What the task requires: Each record must be printed again exactly as given.

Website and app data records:

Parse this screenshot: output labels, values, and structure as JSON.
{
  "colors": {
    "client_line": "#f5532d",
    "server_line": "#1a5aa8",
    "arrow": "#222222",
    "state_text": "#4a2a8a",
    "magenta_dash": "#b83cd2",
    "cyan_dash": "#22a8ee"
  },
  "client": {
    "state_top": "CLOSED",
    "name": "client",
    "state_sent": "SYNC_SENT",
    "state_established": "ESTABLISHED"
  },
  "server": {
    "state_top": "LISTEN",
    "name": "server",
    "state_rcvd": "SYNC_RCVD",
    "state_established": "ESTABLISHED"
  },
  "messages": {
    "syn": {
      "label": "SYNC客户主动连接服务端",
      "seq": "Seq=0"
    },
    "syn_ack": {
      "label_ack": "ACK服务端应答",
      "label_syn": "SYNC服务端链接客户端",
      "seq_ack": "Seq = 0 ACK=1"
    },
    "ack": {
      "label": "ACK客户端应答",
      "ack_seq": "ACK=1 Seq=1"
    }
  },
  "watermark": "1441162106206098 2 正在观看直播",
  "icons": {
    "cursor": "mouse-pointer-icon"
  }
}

Solution to the exercise:
Parse this screenshot: output labels, values, and structure as JSON.
{
  "colors": {
    "client_line": "#f5532d",
    "server_line": "#1a5aa8",
    "arrow": "#222222",
    "state_text": "#4a2a8a",
    "magenta_dash": "#b83cd2",
    "cyan_dash": "#22a8ee"
  },
  "client": {
    "state_top": "CLOSED",
    "name": "client",
    "state_sent": "SYNC_SENT",
    "state_established": "ESTABLISHED"
  },
  "server": {
    "state_top": "LISTEN",
    "name": "server",
    "state_rcvd": "SYNC_RCVD",
    "state_established": "ESTABLISHED"
  },
  "messages": {
    "syn": {
      "label": "SYNC客户主动连接服务端",
      "seq": "Seq=0"
    },
    "syn_ack": {
      "label_ack": "ACK服务端应答",
      "label_syn": "SYNC服务端链接客户端",
      "seq_ack": "Seq = 0 ACK=1"
    },
    "ack": {
      "label": "ACK客户端应答",
      "ack_seq": "ACK=1 Seq=1"
    }
  },
  "watermark": "1441162106206098 2 正在观看直播",
  "icons": {
    "cursor": "mouse-pointer-icon"
  }
}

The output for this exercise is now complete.